Start of Input for this task

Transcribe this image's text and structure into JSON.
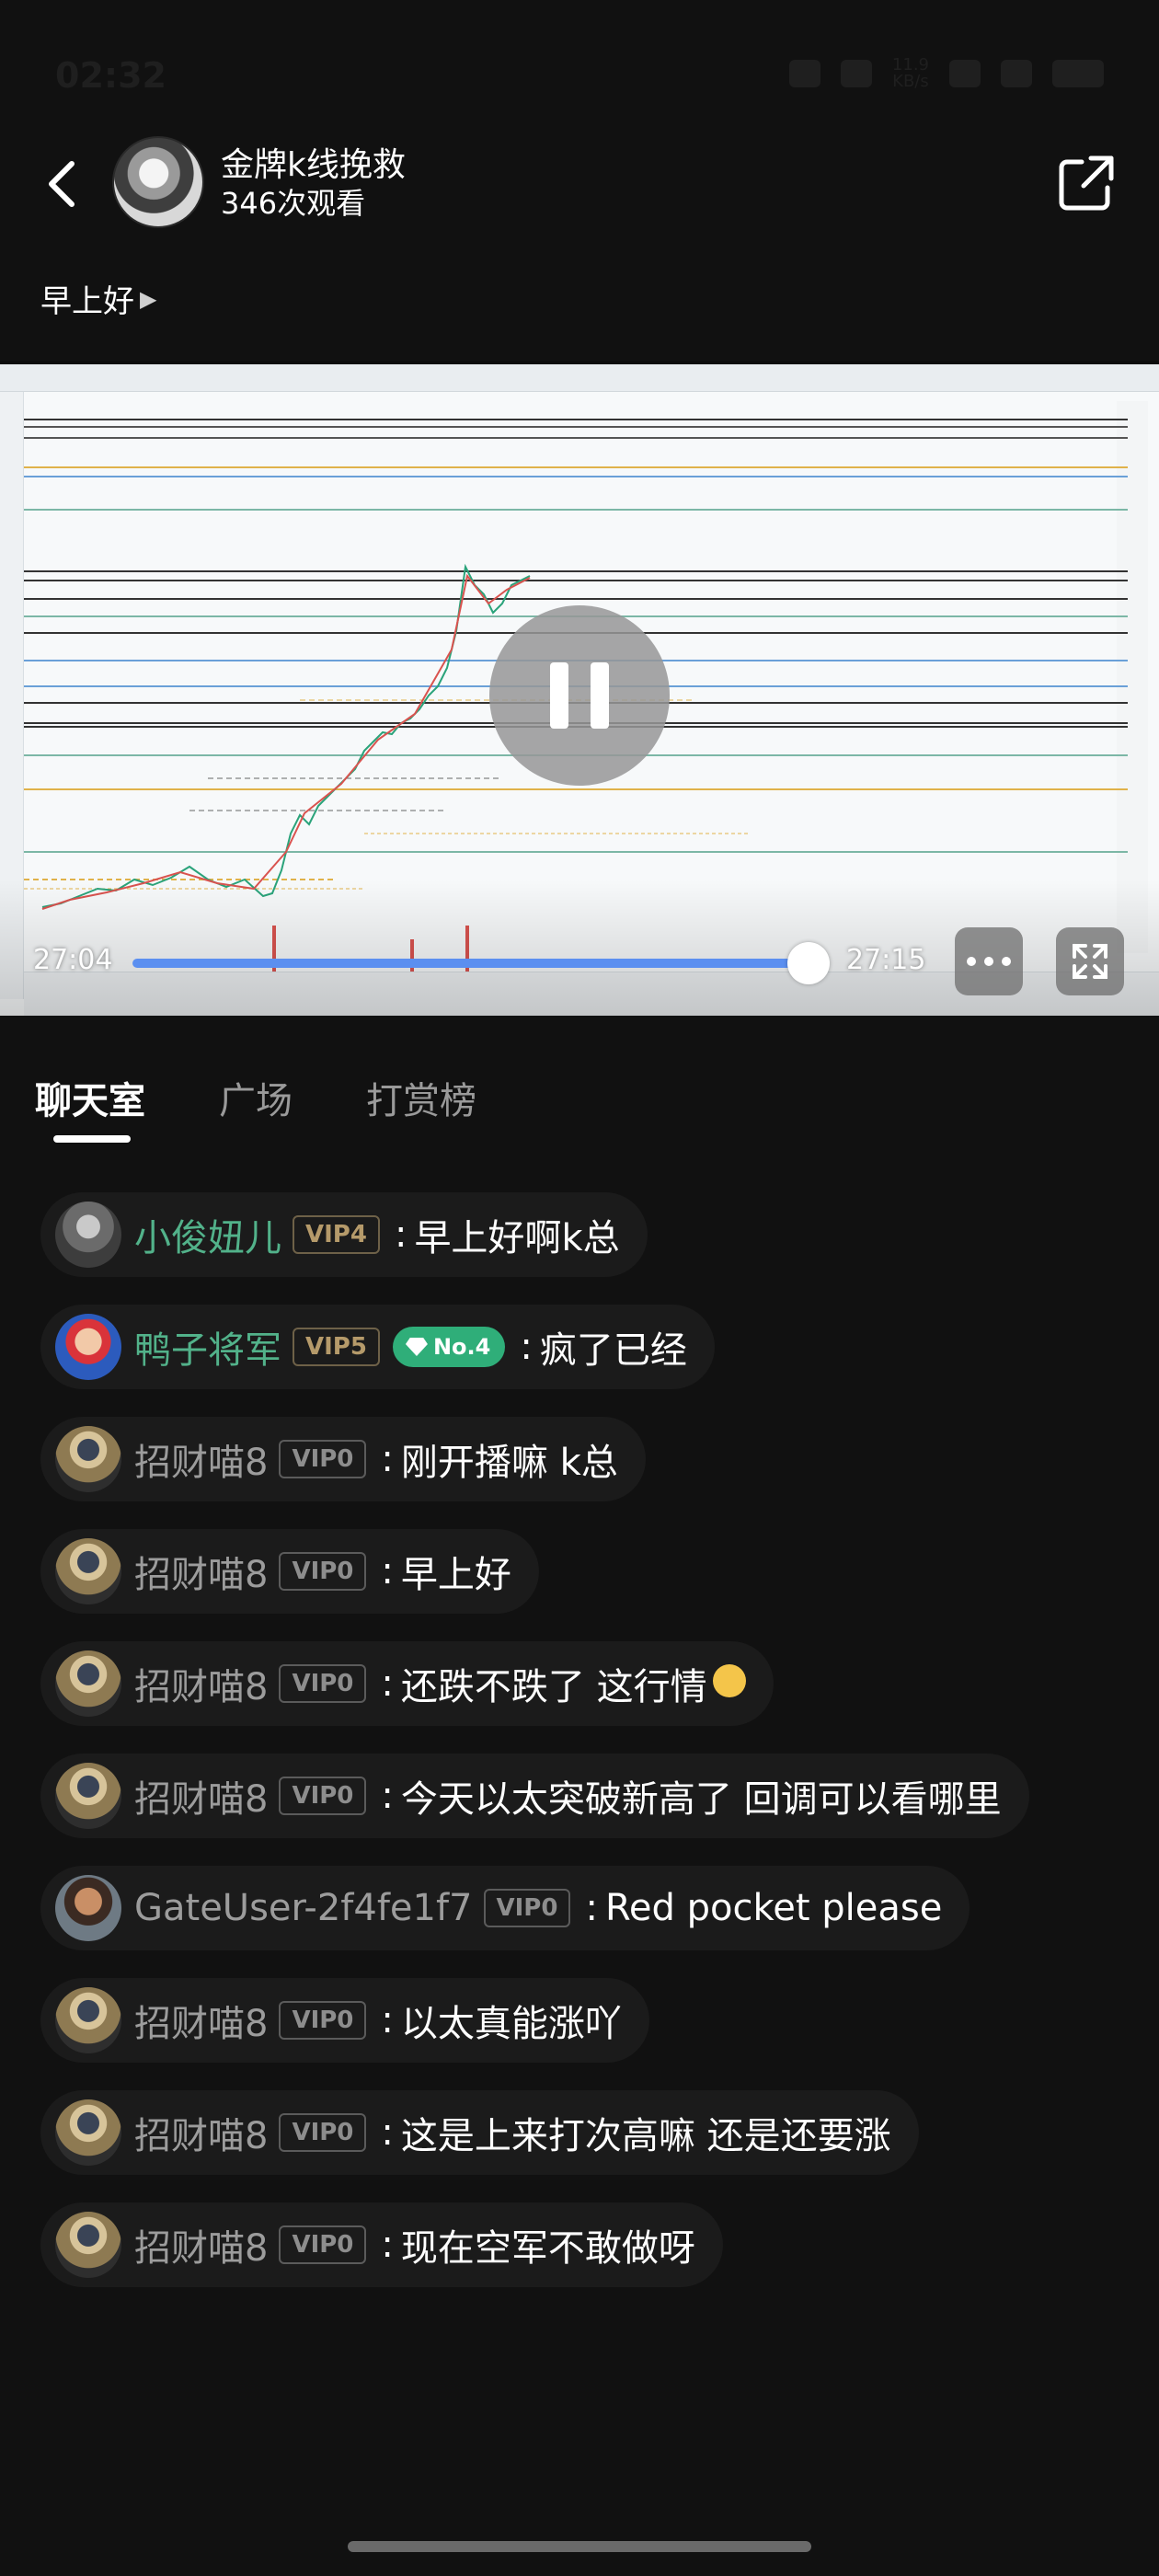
{
  "status_bar": {
    "time": "02:32",
    "net_speed_value": "11.9",
    "net_speed_unit": "KB/s",
    "signal": "5G"
  },
  "header": {
    "host_name": "金牌k线挽救",
    "views": "346次观看"
  },
  "stream_title": "早上好",
  "player": {
    "current_time": "27:04",
    "total_time": "27:15",
    "progress_fraction": 0.985,
    "accent_color": "#5b8ff0"
  },
  "tabs": [
    {
      "label": "聊天室",
      "active": true
    },
    {
      "label": "广场",
      "active": false
    },
    {
      "label": "打赏榜",
      "active": false
    }
  ],
  "messages": [
    {
      "user": "小俊妞儿",
      "vip": "VIP4",
      "text": "早上好啊k总"
    },
    {
      "user": "鸭子将军",
      "vip": "VIP5",
      "rank": "No.4",
      "text": "疯了已经"
    },
    {
      "user": "招财喵8",
      "vip": "VIP0",
      "text": "刚开播嘛 k总"
    },
    {
      "user": "招财喵8",
      "vip": "VIP0",
      "text": "早上好"
    },
    {
      "user": "招财喵8",
      "vip": "VIP0",
      "text": "还跌不跌了 这行情"
    },
    {
      "user": "招财喵8",
      "vip": "VIP0",
      "text": "今天以太突破新高了 回调可以看哪里"
    },
    {
      "user": "GateUser-2f4fe1f7",
      "vip": "VIP0",
      "text": "Red pocket please"
    },
    {
      "user": "招财喵8",
      "vip": "VIP0",
      "text": "以太真能涨吖"
    },
    {
      "user": "招财喵8",
      "vip": "VIP0",
      "text": "这是上来打次高嘛 还是还要涨"
    },
    {
      "user": "招财喵8",
      "vip": "VIP0",
      "text": "现在空军不敢做呀"
    }
  ],
  "colors": {
    "background": "#111111",
    "username_highlight": "#52b28a",
    "rank_badge": "#2fae79"
  }
}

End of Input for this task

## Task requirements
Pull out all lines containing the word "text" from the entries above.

## Exercise answer
Transcribe this image's text and structure into JSON.
      "text": "早上好啊k总"
      "text": "疯了已经"
      "text": "刚开播嘛 k总"
      "text": "早上好"
      "text": "还跌不跌了 这行情"
      "text": "今天以太突破新高了 回调可以看哪里"
      "text": "Red pocket please"
      "text": "以太真能涨吖"
      "text": "这是上来打次高嘛 还是还要涨"
      "text": "现在空军不敢做呀"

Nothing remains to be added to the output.